Dolakha is also the birth place of National Cyclist Hero - Pushkar Shah who has travelled around 60 countries across the Globe with his bicycle to promote the World Peace. While heading towards the destination of Charikot Bazaar one cannot keep his eyes off to feel the beauty of terraced fields covered with millet stalks and somewhere else flowering mustard, swinging bamboo and pine trees along the trail.
After the arrival at Charikot Bazaar, we move forward thru a small gully where we can have a spectacular view of the Tamakoshi River and a magnificent view of Mt. Gauri Shankar (71134m) at a close distance.
Along the trail we can find small stupas and stone inscriptions in Tibetan language placed on it as a tribute to the departed souls. Similar commemoratives scrawled on the graveyards in Nepali/Devnagari script are commonly practiced by other ethnic communities like Tamang, Sherpa, and Magars. The places we walk through sprawled pine and rhododendron forest are: a heart shape Simpani Village (Deurali) 2350 meters, trails winding down to Makaibari, Chhyamawati, Thangsa, Gairidanda and a small village called Shuspa known for the habitat of an ethnic group called Thami (or Thagmi). Gairi is considered as a final place to relax and have something to eat as there is no habitation for the next four hours and only a grueling uphill stretch before the night stopover at Kuri Kharka (Kharka is a highland meadow for farm animals). Gairi has only handful of teahouses where we can buy chyang (homemade local beer) or chhurpi (hardened cheese made of yak milk), noodles and dal-bhat (lentil soup and plain rice). Interestingly, they can serve you also the yak’s dry meat roasted in a pan if you like.
The Sherpas are the ones who inhabit these highland areas and make chhurpi for domestic use and sale also. They make this item in a so called goth (cowsheds) where we can see the fresh chhurpi hanging around in bunches on the ceiling. High altitude sickness on the Kalinchok route is not uncommon. As a precautionary measure, the locals have come up with an age-old indigenous treatment. It is said that eating raw garlic cloves and sattu (finely roasted and grinded corn flour) before hand prevents you from the high altitude sickness.
Now the moments come to visit the Goddess Bhagawati: Partly shielded by a big mass of cloud, there she stood, the incredible goddess mountain, Gauri Shankar, towering over the rest of the snow clad peaks that undulated from right to left. Next to her, on the right, partly visible, was the Melungtse Himal. The tridents offered by the devotees to Goddess Kalinchchowk Bhagawati are said to bring divine blessings. Contrary to our expectations, and much to our dismay, we learned that this age-old deity of Kalinchowk Bhagawati was not to be seen in the form of an idol. A small enclosed area with a three foot deep pit with a natural spring is worshipped by all as the revered Goddess Kalinchowk Bhagawati.

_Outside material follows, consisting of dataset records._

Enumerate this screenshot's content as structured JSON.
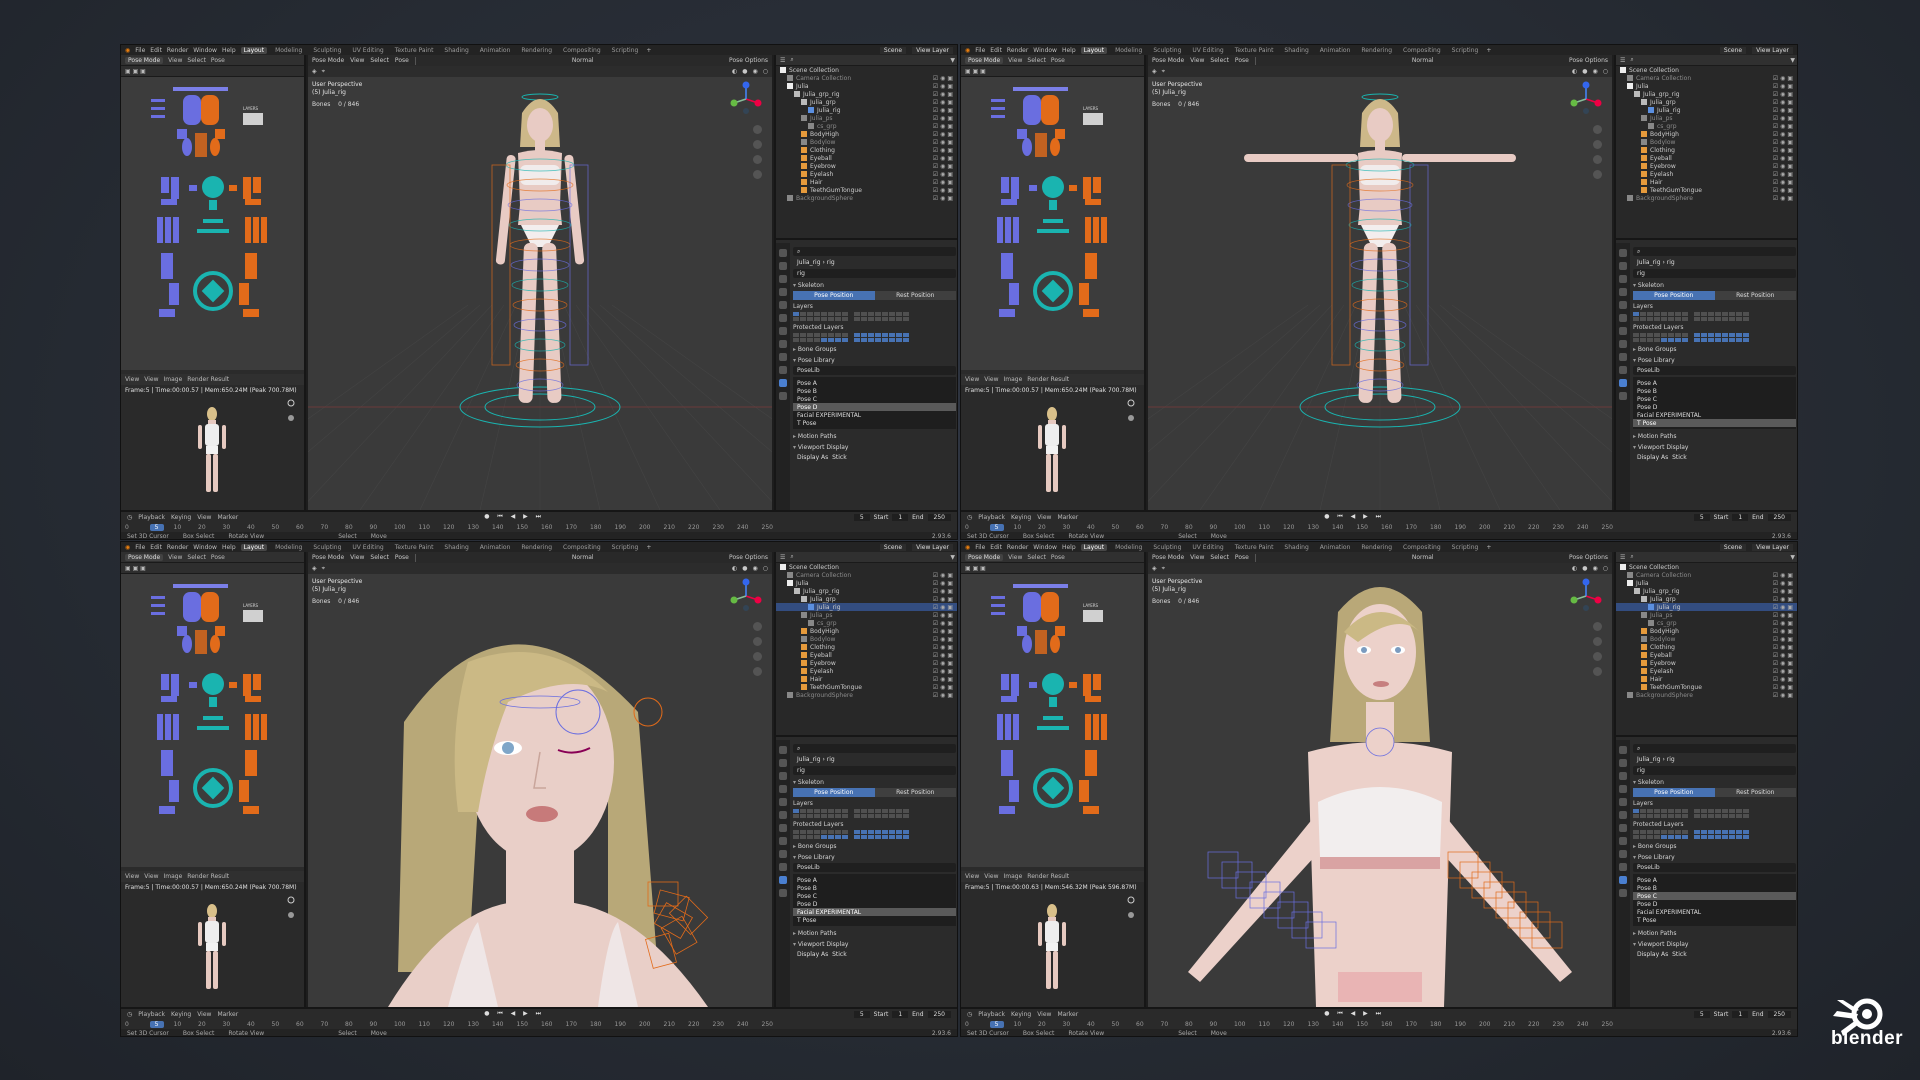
{
  "brand": {
    "logo_text": "blender",
    "accent": "#4772b3",
    "orange": "#e26b1a",
    "bone_blue": "#6a6ee0",
    "teal": "#1ab4b0"
  },
  "menu": [
    "File",
    "Edit",
    "Render",
    "Window",
    "Help"
  ],
  "workspaces": [
    "Layout",
    "Modeling",
    "Sculpting",
    "UV Editing",
    "Texture Paint",
    "Shading",
    "Animation",
    "Rendering",
    "Compositing",
    "Scripting"
  ],
  "active_workspace": "Layout",
  "scene_label": "Scene",
  "view_layer_label": "View Layer",
  "left_header": {
    "mode": "Pose Mode",
    "view": "View",
    "select": "Select",
    "pose": "Pose"
  },
  "picker": {
    "layers_label": "LAYERS"
  },
  "render_header": {
    "view": "View",
    "view2": "View",
    "image": "Image",
    "slot": "Render Result"
  },
  "viewport_header": {
    "mode": "Pose Mode",
    "view": "View",
    "select": "Select",
    "pose": "Pose",
    "orientation": "Normal",
    "options": "Pose Options"
  },
  "viewport_overlay": {
    "perspective": "User Perspective",
    "object": "(5) Julia_rig",
    "bones_label": "Bones",
    "bones_value": "0 / 846"
  },
  "outliner": {
    "rows": [
      "Scene Collection",
      "Camera Collection",
      "Julia",
      "Julia_grp_rig",
      "Julia_grp",
      "Julia_rig",
      "Julia_ps",
      "cs_grp",
      "BodyHigh",
      "Bodylow",
      "Clothing",
      "Eyeball",
      "Eyebrow",
      "Eyelash",
      "Hair",
      "TeethGumTongue",
      "BackgroundSphere"
    ]
  },
  "properties": {
    "object_name": "Julia_rig",
    "data_name": "rig",
    "data_field": "rig",
    "skeleton": "Skeleton",
    "pose_position": "Pose Position",
    "rest_position": "Rest Position",
    "layers": "Layers",
    "protected_layers": "Protected Layers",
    "bone_groups": "Bone Groups",
    "pose_library": "Pose Library",
    "poselib": "PoseLib",
    "poses": [
      "Pose A",
      "Pose B",
      "Pose C",
      "Pose D",
      "Facial EXPERIMENTAL",
      "T Pose"
    ],
    "motion_paths": "Motion Paths",
    "viewport_display": "Viewport Display",
    "display_as_label": "Display As",
    "display_as": "Stick"
  },
  "timeline": {
    "playback": "Playback",
    "keying": "Keying",
    "view": "View",
    "marker": "Marker",
    "current_frame": "5",
    "start_label": "Start",
    "start": "1",
    "end_label": "End",
    "end": "250",
    "ruler": [
      "0",
      "10",
      "20",
      "30",
      "40",
      "50",
      "60",
      "70",
      "80",
      "90",
      "100",
      "110",
      "120",
      "130",
      "140",
      "150",
      "160",
      "170",
      "180",
      "190",
      "200",
      "210",
      "220",
      "230",
      "240",
      "250"
    ]
  },
  "statusbar": {
    "cursor": "Set 3D Cursor",
    "box": "Box Select",
    "rotate": "Rotate View",
    "select": "Select",
    "move": "Move",
    "version": "2.93.6"
  },
  "screens": [
    {
      "frame_info": "Frame:5 | Time:00:00.57 | Mem:650.24M (Peak 700.78M)",
      "selected_pose": "Pose D",
      "selected_outliner": ""
    },
    {
      "frame_info": "Frame:5 | Time:00:00.57 | Mem:650.24M (Peak 700.78M)",
      "selected_pose": "T Pose",
      "selected_outliner": ""
    },
    {
      "frame_info": "Frame:5 | Time:00:00.57 | Mem:650.24M (Peak 700.78M)",
      "selected_pose": "Facial EXPERIMENTAL",
      "selected_outliner": "Julia_rig"
    },
    {
      "frame_info": "Frame:5 | Time:00:00.63 | Mem:546.32M (Peak 596.87M)",
      "selected_pose": "Pose C",
      "selected_outliner": "Julia_rig"
    }
  ]
}
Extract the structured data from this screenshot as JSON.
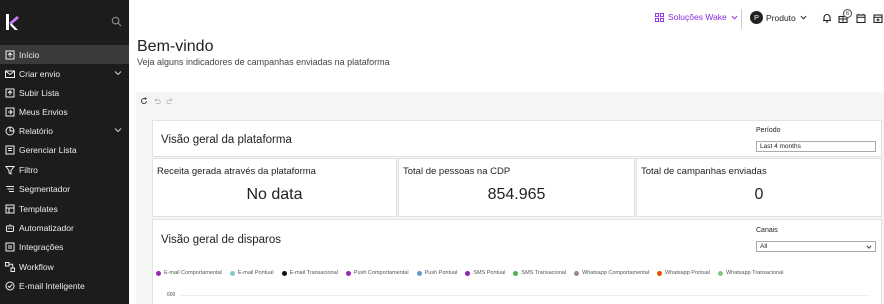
{
  "sidebar": {
    "items": [
      {
        "label": "Início",
        "icon": "home-icon",
        "active": true
      },
      {
        "label": "Criar envio",
        "icon": "mail-icon",
        "has_chevron": true
      },
      {
        "label": "Subir Lista",
        "icon": "upload-icon"
      },
      {
        "label": "Meus Envios",
        "icon": "send-icon"
      },
      {
        "label": "Relatório",
        "icon": "chart-pie-icon",
        "has_chevron": true
      },
      {
        "label": "Gerenciar Lista",
        "icon": "list-icon"
      },
      {
        "label": "Filtro",
        "icon": "filter-icon"
      },
      {
        "label": "Segmentador",
        "icon": "segment-icon"
      },
      {
        "label": "Templates",
        "icon": "template-icon"
      },
      {
        "label": "Automatizador",
        "icon": "robot-icon"
      },
      {
        "label": "Integrações",
        "icon": "plug-icon"
      },
      {
        "label": "Workflow",
        "icon": "workflow-icon"
      },
      {
        "label": "E-mail Inteligente",
        "icon": "smart-mail-icon"
      }
    ]
  },
  "topbar": {
    "solutions_label": "Soluções Wake",
    "accent": "#8a2be2",
    "avatar_letter": "P",
    "profile_label": "Produto",
    "notification_count": "6"
  },
  "header": {
    "title": "Bem-vindo",
    "subtitle": "Veja alguns indicadores de campanhas enviadas na plataforma"
  },
  "overview": {
    "title": "Visão geral da plataforma",
    "period_label": "Período",
    "period_value": "Last 4 months",
    "kpis": [
      {
        "label": "Receita gerada através da plataforma",
        "value": "No data"
      },
      {
        "label": "Total de pessoas na CDP",
        "value": "854.965"
      },
      {
        "label": "Total de campanhas enviadas",
        "value": "0"
      }
    ]
  },
  "dispatch": {
    "title": "Visão geral de disparos",
    "channels_label": "Canais",
    "channels_value": "All",
    "legend": [
      {
        "name": "E-mail Comportamental",
        "color": "#9c27b0"
      },
      {
        "name": "E-mail Pontual",
        "color": "#80cbc4"
      },
      {
        "name": "E-mail Transacional",
        "color": "#111111"
      },
      {
        "name": "Push Comportamental",
        "color": "#9c27b0"
      },
      {
        "name": "Push Pontual",
        "color": "#5c9bd5"
      },
      {
        "name": "SMS Pontual",
        "color": "#8e24aa"
      },
      {
        "name": "SMS Transacional",
        "color": "#4caf50"
      },
      {
        "name": "Whatsapp Comportamental",
        "color": "#a1887f"
      },
      {
        "name": "Whatsapp Pontual",
        "color": "#e65100"
      },
      {
        "name": "Whatsapp Transacional",
        "color": "#81c784"
      }
    ],
    "y_tick": "600"
  }
}
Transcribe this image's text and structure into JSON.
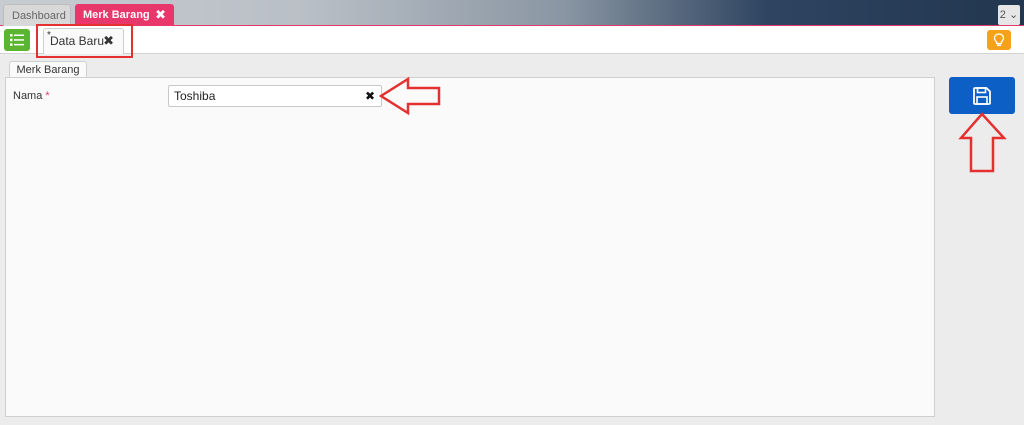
{
  "top_tabs": [
    {
      "label": "Dashboard"
    },
    {
      "label": "Merk Barang",
      "close": "✖"
    }
  ],
  "tab_count": "2 ⌄",
  "sub_tab": {
    "star": "*",
    "label": "Data Baru",
    "close": "✖"
  },
  "panel": {
    "tab_label": "Merk Barang"
  },
  "form": {
    "nama_label": "Nama",
    "required_mark": "*",
    "nama_value": "Toshiba",
    "clear": "✖"
  },
  "colors": {
    "accent": "#e8386b",
    "save": "#0c5fc5",
    "list": "#5cb531",
    "bulb": "#f5a21b",
    "annotation": "#e53030"
  },
  "icons": [
    "list-icon",
    "lightbulb-icon",
    "floppy-disk-icon",
    "close-icon",
    "clear-icon"
  ]
}
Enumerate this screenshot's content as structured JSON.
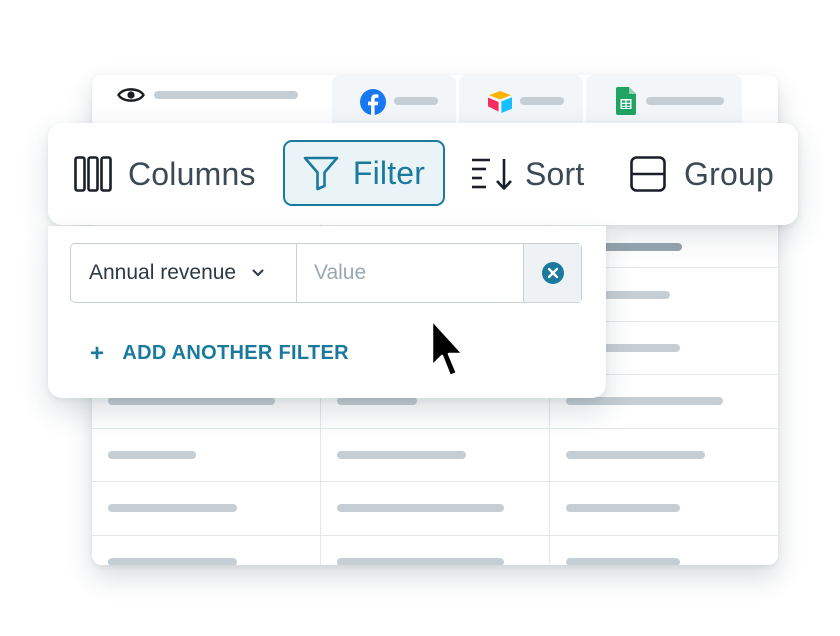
{
  "toolbar": {
    "columns_label": "Columns",
    "filter_label": "Filter",
    "sort_label": "Sort",
    "group_label": "Group"
  },
  "filter_panel": {
    "field_select_value": "Annual revenue",
    "value_placeholder": "Value",
    "add_filter_label": "ADD ANOTHER FILTER"
  },
  "tabs": [
    {
      "icon": "eye-icon"
    },
    {
      "icon": "facebook-icon"
    },
    {
      "icon": "airtable-icon"
    },
    {
      "icon": "google-sheets-icon"
    }
  ],
  "colors": {
    "accent": "#1a7a9e",
    "placeholder_bar": "#c5ced4",
    "header_bar": "#96a5ae",
    "facebook": "#1877f2",
    "sheets": "#1fa463"
  }
}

While a horde of bells and tridents adorn the entrance to this pit, and a pair of bronze lions stand sentinel. The only thing that offended our senses was the hideous looking collapsible Iron Gate in front of the main shrine. There was also a stone pillar, an altar with the idol of Ganesh where devotees sacrifice goats, ducks and chicken and a blood swathed stone idol of Kali Bhagawati garlanded with animal intestine. This idol is said to have been erected at a later time.